=== ABOUT THIS EXERCISE ===
Among the entries, find each line that includes the string "biện" and list it.

(Excerpts from an interface dataset)
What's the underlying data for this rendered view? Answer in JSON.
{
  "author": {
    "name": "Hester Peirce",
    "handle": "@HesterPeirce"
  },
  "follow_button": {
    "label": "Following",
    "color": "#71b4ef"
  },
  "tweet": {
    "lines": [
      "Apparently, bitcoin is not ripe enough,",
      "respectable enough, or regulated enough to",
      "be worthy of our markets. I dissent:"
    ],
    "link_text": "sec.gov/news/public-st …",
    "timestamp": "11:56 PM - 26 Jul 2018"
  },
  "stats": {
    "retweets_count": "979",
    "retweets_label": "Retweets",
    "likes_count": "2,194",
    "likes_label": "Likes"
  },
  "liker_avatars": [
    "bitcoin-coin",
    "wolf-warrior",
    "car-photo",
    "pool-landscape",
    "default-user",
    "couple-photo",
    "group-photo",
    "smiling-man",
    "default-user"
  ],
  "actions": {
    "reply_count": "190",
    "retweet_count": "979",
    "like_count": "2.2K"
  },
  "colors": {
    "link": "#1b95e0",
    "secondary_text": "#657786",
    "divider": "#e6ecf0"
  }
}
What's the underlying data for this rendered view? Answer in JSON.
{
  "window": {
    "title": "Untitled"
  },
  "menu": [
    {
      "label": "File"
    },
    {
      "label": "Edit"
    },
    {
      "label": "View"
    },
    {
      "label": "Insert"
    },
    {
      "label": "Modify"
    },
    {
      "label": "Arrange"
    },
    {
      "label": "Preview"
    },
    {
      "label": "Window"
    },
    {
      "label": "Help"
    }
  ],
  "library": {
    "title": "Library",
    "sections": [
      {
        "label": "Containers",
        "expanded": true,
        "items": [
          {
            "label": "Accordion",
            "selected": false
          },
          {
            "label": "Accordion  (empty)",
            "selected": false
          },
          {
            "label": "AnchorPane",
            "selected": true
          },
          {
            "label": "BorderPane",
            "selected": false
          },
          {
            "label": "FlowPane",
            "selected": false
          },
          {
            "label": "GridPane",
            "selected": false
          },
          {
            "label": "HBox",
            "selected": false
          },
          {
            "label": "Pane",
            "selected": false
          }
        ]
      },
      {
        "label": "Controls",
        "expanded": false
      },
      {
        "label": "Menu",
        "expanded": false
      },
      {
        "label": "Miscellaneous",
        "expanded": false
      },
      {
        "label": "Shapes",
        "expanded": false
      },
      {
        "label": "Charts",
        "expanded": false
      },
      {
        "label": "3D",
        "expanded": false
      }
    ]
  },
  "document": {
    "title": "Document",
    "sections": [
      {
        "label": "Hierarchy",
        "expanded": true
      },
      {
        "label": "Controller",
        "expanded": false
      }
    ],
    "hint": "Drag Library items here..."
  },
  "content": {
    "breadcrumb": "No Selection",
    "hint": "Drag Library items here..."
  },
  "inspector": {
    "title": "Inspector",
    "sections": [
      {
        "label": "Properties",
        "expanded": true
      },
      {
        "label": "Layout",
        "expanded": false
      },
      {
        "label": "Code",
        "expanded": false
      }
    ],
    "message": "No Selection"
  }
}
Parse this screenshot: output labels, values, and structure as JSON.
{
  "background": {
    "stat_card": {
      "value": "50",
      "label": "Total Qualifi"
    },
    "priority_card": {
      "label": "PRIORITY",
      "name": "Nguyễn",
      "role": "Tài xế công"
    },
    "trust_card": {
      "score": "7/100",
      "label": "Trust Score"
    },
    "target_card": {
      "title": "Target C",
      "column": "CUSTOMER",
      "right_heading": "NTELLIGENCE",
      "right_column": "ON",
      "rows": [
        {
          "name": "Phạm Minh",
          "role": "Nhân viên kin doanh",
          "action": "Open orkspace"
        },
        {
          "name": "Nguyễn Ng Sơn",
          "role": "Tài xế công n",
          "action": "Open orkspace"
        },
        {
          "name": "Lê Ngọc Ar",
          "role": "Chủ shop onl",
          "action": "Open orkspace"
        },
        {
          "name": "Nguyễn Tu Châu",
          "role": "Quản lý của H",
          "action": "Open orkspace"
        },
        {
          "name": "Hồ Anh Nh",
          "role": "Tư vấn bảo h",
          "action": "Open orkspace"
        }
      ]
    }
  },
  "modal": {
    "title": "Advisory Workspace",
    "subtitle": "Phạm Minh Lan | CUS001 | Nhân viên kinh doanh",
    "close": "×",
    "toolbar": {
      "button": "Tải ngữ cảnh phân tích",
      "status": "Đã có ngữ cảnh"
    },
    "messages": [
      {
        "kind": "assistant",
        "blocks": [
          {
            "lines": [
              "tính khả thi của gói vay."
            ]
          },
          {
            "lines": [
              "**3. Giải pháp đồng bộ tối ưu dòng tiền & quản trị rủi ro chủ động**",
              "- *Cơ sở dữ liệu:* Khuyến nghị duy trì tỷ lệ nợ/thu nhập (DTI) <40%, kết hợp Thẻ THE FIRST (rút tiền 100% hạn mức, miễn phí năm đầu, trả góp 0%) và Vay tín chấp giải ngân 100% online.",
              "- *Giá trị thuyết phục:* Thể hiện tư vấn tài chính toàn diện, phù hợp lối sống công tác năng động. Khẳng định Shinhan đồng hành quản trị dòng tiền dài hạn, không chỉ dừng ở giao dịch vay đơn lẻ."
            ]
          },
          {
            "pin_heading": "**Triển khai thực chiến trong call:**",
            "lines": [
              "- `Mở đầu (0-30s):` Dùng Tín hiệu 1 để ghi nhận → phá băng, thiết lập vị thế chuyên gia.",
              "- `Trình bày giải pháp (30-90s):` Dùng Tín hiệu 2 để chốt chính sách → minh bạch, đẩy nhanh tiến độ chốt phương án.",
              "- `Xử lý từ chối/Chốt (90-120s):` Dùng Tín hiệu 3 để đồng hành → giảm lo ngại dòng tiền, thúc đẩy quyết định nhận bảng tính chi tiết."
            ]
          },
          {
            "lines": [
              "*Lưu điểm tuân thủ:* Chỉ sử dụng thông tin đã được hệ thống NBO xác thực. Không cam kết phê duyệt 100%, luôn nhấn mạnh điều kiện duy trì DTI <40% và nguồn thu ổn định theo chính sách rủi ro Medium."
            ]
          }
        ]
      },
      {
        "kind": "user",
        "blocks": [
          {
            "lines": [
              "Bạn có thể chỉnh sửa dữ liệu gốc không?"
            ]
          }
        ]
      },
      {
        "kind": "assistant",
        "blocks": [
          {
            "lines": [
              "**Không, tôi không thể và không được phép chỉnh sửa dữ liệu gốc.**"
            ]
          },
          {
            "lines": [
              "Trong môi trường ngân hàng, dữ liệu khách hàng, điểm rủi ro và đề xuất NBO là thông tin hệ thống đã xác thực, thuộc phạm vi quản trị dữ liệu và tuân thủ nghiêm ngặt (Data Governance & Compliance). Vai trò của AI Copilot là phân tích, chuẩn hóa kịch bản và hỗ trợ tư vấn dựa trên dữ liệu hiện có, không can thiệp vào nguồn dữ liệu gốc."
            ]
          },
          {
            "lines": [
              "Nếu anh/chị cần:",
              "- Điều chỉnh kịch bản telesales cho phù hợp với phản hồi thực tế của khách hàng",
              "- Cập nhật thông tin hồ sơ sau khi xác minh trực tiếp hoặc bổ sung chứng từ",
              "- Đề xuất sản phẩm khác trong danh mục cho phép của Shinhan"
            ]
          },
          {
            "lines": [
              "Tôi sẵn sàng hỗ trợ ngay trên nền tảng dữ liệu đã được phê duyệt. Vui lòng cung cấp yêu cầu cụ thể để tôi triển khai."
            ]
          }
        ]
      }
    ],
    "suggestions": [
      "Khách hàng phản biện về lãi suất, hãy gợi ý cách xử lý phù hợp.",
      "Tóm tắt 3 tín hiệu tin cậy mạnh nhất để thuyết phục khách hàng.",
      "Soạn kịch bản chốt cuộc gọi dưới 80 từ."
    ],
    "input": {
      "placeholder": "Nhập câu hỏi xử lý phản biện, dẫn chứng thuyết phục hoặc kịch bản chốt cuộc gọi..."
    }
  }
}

=== PROBLEM SOLUTION ===
      "Khách hàng phản biện về lãi suất, hãy gợi ý cách xử lý phù hợp.",
      "placeholder": "Nhập câu hỏi xử lý phản biện, dẫn chứng thuyết phục hoặc kịch bản chốt cuộc gọi..."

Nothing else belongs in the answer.